> **Task brief**: Among the lines of the records, please find those that contain the word "price" and copy them.

--- START ---

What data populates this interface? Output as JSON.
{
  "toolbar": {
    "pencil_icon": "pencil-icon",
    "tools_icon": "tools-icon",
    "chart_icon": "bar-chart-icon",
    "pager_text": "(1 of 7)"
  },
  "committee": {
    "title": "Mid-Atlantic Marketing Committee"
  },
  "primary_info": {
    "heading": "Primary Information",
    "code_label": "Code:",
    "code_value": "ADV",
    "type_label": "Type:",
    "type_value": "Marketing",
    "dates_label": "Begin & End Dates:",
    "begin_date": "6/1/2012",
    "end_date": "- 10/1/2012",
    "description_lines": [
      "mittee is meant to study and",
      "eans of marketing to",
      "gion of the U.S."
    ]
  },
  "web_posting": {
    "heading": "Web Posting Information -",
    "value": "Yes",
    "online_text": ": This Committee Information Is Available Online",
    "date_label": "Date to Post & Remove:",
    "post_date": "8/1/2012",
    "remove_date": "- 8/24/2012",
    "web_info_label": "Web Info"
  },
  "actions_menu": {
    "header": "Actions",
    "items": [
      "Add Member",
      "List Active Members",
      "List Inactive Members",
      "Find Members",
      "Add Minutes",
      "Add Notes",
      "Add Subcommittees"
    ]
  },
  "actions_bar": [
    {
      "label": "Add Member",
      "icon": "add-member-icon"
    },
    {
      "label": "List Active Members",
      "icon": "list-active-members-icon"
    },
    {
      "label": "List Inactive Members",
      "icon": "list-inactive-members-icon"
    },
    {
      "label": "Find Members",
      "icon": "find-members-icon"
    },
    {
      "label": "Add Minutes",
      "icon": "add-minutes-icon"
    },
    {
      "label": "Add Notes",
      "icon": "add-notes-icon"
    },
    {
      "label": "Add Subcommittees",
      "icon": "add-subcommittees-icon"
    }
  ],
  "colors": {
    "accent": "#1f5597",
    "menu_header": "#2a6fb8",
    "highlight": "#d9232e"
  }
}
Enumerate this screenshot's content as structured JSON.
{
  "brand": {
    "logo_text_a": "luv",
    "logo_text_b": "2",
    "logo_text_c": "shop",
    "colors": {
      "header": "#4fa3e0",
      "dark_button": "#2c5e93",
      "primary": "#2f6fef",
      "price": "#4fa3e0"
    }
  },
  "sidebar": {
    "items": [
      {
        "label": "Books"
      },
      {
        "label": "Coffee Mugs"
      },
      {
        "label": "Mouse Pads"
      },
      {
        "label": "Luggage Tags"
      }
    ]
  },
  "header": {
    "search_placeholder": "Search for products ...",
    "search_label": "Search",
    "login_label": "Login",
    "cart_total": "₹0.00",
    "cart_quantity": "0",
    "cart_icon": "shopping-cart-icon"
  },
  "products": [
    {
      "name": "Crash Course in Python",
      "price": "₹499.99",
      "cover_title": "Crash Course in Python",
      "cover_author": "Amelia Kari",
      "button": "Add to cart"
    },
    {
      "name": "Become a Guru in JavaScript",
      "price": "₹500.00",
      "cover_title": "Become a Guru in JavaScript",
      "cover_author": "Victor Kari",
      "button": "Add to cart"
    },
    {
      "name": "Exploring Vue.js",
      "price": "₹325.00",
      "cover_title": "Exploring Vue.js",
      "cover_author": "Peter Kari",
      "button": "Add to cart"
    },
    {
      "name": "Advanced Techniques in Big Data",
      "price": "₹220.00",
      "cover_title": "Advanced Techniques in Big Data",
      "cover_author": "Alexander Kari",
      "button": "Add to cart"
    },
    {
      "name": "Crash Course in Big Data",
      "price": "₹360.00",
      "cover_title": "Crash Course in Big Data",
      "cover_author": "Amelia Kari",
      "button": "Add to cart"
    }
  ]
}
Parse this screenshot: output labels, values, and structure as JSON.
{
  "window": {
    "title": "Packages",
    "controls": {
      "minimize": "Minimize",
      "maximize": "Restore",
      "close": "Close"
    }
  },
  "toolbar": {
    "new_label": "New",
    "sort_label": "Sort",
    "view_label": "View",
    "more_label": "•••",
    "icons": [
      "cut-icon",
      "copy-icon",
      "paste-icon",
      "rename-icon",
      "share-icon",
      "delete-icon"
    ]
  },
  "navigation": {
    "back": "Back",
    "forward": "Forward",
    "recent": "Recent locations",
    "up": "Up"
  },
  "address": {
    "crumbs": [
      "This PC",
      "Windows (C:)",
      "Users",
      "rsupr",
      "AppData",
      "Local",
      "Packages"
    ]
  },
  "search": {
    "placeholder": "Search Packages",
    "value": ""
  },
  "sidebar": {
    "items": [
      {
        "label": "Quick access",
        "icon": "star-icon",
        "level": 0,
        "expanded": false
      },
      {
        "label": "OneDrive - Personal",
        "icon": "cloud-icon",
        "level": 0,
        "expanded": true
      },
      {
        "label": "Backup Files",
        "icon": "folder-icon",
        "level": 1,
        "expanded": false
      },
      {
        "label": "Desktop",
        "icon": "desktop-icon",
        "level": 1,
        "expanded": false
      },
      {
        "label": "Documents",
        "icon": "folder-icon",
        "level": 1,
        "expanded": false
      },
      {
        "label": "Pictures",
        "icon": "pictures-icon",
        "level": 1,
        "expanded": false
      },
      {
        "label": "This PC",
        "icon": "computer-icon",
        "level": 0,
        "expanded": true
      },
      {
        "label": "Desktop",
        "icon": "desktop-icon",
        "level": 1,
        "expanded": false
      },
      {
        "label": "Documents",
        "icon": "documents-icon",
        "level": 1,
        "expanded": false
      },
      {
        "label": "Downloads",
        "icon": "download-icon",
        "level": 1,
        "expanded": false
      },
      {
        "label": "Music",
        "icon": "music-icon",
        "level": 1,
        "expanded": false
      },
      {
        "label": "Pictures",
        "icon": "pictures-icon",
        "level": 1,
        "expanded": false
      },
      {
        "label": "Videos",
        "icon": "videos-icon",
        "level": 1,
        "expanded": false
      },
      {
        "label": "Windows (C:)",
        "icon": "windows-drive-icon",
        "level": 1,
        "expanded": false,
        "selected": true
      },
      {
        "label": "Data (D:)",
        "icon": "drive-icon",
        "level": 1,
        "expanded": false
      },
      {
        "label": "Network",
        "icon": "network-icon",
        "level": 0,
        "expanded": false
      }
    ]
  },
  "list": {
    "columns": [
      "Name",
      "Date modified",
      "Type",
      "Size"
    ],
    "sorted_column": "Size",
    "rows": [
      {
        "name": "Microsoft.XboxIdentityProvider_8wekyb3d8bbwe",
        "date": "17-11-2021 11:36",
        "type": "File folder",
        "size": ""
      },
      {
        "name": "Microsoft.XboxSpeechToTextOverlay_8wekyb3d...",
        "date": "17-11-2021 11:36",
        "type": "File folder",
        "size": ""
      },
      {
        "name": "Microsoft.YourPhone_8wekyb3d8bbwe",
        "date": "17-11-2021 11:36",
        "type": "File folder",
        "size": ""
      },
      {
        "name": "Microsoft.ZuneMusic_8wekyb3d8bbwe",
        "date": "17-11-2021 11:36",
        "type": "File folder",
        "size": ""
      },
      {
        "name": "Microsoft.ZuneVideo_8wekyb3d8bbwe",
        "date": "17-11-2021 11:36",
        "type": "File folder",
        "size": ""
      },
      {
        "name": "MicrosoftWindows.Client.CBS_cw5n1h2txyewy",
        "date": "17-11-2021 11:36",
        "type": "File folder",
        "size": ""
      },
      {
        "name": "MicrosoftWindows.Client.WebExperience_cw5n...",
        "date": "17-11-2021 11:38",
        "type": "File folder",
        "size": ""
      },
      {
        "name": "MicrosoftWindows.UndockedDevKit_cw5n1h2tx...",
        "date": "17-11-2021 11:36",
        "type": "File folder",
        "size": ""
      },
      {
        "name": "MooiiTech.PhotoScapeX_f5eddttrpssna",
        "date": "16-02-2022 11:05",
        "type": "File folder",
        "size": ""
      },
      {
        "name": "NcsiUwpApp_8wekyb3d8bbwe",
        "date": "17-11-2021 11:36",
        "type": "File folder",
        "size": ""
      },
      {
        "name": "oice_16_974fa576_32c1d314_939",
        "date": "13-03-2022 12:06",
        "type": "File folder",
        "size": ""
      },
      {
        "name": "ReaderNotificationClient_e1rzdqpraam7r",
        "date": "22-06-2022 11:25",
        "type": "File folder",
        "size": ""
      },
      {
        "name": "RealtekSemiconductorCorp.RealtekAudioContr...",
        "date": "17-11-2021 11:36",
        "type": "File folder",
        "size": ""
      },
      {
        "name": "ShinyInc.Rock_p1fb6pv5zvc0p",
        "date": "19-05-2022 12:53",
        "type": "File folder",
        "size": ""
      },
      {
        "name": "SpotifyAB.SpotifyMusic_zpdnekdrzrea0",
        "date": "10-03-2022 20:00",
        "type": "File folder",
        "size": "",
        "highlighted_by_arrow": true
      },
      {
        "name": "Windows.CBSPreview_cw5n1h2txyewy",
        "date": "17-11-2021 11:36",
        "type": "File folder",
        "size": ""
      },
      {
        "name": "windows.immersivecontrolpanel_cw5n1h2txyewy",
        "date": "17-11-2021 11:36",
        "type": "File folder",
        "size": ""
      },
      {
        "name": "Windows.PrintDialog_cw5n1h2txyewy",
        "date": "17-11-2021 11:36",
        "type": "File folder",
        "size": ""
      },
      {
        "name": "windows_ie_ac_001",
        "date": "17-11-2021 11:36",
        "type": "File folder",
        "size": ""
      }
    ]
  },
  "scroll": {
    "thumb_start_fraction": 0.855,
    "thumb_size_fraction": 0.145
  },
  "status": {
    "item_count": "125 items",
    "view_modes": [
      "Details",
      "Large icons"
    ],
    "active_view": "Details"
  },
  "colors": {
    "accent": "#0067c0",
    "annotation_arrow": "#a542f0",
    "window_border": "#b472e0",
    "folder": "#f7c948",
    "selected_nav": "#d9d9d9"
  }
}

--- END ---

> **Expected answer**:
      "price": "#4fa3e0"
      "price": "₹499.99",
      "price": "₹500.00",
      "price": "₹325.00",
      "price": "₹220.00",
      "price": "₹360.00",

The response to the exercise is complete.